The 2018 NBA draft featured many young, hungry players waiting impatiently to see which team, if any, would select them. The biggest headlines from the night included Deandre Ayton going number one, Michael Porter Jr. falling to the 14th pick, and LiAngelo Ball not being drafted. However, there’s another huge, but undervalued story to take away from draft night regarding Oklahoma sharpshooter Trae Young, who was traded to the Atlanta Hawks on draft night.
Young has ornithophobia, which makes people extremely uncomfortable around and afraid of birds. In college, when Young would visit opposing teams, some fans would hold up large pictures of birds to faze him. That didn’t seem to stop his relentless scoring as the freshman point guard remained unflappable.
However, the NBA is a whole different level. The competition is better, the schedule is busier, and the fans are rowdier. Passionate NBA fans will do anything to support their teams. In many instances, the support comes through the taunting of players on opposing teams. For example, when LeBron James and the unstoppable Miami Heat faced the D-Rose, Joakim Noah-led Chicago Bulls, Bulls fans held up blown up cutouts of LeBron crying. And when Kevin Durant returned to OKC after his departure to the 73-9 Warriors, fans wore t-shirts with a cupcake on them (in an attempt to label KD as soft), while other salty OKC fans held up signs of the snake emoji.
Superstars that deal with that are rarely thrown off, but Young is a rookie. The kid was in high school two years ago, and he’s not even old enough to drink alcohol.

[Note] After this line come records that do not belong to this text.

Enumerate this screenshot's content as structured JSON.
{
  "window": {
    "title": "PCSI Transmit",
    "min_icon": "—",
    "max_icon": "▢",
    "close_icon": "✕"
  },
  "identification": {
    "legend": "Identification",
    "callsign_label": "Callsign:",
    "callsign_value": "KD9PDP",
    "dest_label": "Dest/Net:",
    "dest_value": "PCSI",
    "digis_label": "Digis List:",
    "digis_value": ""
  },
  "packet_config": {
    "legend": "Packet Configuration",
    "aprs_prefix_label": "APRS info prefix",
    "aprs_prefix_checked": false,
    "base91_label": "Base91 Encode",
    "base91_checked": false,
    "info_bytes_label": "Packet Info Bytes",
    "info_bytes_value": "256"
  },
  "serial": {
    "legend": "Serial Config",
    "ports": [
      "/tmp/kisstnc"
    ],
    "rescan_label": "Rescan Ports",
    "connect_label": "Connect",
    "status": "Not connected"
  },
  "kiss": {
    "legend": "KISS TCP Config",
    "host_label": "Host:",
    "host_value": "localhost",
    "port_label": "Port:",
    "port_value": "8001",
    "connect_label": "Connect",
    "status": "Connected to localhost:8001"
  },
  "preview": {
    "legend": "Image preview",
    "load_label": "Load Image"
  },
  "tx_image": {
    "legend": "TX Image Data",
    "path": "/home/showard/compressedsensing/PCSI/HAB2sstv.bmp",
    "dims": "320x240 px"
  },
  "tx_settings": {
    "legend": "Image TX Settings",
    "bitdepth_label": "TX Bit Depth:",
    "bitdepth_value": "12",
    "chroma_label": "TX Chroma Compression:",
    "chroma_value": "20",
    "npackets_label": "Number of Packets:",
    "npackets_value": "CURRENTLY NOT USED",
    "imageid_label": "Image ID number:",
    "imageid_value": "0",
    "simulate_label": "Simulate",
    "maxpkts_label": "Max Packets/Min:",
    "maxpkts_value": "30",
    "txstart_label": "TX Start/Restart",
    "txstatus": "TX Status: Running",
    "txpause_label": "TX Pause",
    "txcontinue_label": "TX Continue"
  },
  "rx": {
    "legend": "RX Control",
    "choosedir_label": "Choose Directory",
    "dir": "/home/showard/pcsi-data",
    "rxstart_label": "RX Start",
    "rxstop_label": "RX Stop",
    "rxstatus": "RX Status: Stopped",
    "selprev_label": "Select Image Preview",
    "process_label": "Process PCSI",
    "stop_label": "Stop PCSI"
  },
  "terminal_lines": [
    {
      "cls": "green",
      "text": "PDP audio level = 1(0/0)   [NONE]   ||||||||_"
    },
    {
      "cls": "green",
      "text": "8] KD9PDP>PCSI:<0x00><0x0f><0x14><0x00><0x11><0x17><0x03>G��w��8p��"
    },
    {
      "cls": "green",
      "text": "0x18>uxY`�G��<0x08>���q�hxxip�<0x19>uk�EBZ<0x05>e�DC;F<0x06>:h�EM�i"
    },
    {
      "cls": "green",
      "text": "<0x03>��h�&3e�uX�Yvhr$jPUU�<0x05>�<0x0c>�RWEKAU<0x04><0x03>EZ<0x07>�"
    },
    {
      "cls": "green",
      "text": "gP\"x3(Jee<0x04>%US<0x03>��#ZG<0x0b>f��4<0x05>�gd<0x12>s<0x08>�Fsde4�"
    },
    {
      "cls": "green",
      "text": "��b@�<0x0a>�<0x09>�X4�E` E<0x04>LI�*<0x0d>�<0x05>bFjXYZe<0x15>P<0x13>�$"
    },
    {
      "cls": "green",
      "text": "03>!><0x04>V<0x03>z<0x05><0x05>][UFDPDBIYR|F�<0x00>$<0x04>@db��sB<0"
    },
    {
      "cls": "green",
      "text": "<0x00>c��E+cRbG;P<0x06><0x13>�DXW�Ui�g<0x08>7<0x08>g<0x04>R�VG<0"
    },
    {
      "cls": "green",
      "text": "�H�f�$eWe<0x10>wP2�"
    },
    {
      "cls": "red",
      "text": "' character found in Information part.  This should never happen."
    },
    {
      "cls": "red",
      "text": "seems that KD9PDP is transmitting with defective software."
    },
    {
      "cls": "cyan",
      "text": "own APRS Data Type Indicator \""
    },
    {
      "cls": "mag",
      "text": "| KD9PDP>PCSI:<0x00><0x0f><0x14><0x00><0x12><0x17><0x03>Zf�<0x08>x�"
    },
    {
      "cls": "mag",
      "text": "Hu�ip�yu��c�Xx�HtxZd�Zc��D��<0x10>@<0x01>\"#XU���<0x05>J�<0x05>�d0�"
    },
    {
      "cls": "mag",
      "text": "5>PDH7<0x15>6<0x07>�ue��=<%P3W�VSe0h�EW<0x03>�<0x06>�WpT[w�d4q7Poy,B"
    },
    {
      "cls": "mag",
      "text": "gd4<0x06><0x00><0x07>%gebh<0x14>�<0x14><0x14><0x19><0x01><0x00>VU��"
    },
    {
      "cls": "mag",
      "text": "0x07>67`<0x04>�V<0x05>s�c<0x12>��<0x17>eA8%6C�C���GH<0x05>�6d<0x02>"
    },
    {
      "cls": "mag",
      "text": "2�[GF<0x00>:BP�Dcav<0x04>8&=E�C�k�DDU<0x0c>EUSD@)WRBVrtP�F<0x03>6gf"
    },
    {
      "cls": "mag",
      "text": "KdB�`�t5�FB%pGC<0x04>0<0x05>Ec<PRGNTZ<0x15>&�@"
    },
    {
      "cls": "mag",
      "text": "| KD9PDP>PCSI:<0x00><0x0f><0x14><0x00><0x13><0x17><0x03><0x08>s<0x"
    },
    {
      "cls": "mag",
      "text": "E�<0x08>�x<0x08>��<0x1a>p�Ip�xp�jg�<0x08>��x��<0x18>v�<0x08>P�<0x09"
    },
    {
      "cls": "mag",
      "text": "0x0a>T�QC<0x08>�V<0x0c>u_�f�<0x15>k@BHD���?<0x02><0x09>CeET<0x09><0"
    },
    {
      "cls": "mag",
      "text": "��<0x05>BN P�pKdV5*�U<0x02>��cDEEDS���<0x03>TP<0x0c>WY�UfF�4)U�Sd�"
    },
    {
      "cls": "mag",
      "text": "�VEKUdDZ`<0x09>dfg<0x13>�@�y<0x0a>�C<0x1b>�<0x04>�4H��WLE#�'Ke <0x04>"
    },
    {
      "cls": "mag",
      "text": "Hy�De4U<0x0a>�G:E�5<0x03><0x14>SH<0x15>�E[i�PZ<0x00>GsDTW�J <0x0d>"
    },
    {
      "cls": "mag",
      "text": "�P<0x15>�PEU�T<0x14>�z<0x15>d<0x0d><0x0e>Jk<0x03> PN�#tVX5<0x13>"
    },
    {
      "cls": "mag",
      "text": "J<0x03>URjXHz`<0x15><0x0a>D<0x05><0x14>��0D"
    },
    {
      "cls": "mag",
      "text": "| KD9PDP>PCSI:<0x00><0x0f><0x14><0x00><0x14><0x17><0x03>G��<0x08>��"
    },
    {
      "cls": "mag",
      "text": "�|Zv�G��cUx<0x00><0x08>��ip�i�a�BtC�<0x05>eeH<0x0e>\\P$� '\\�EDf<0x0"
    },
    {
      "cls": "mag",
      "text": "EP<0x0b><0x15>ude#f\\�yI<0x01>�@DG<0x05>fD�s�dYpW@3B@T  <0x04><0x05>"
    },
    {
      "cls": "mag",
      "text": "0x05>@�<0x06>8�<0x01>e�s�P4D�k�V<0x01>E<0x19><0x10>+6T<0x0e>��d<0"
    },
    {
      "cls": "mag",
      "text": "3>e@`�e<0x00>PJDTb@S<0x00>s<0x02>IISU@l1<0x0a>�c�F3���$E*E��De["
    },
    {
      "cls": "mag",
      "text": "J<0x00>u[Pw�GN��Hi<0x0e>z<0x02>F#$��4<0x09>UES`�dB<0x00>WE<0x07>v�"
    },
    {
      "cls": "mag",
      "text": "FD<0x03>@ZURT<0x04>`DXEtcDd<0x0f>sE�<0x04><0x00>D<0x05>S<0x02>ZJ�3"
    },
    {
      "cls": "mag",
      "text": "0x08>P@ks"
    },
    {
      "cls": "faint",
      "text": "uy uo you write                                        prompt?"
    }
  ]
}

He may have been able to deal with hecklers in high school and college, but it will be significantly harder for Young at the pro level considering his own team mascot is a hawk. During Hawks games, the fierce screech of a hawk is played throughout the stadium after an impressive 3-pointer, or a momentum-fueling play. Therefore, the away games won’t be the only concern for Young, but the home games as well—maybe even a little bit more.
This is a bigger problem than it seems for Atlanta. Most rooks get nervous because they are trying to prove themselves in the big leagues, but Young will have to avoid being distracted by all of the bird-references throughout home games. If the 6’2” point guard isn’t relaxed during games, then he may not have the same shooting touch he had in high school that allowed him to average 41 PPG, or in college that let him become the deadliest scorer in the NCAA.
The Hawks organization most likely won’t change their mascot, but they may have to change up a few things to fully guarantee comfort in its new point guard. Otherwise, this unlucky situation could hold back Young from NBA stardom.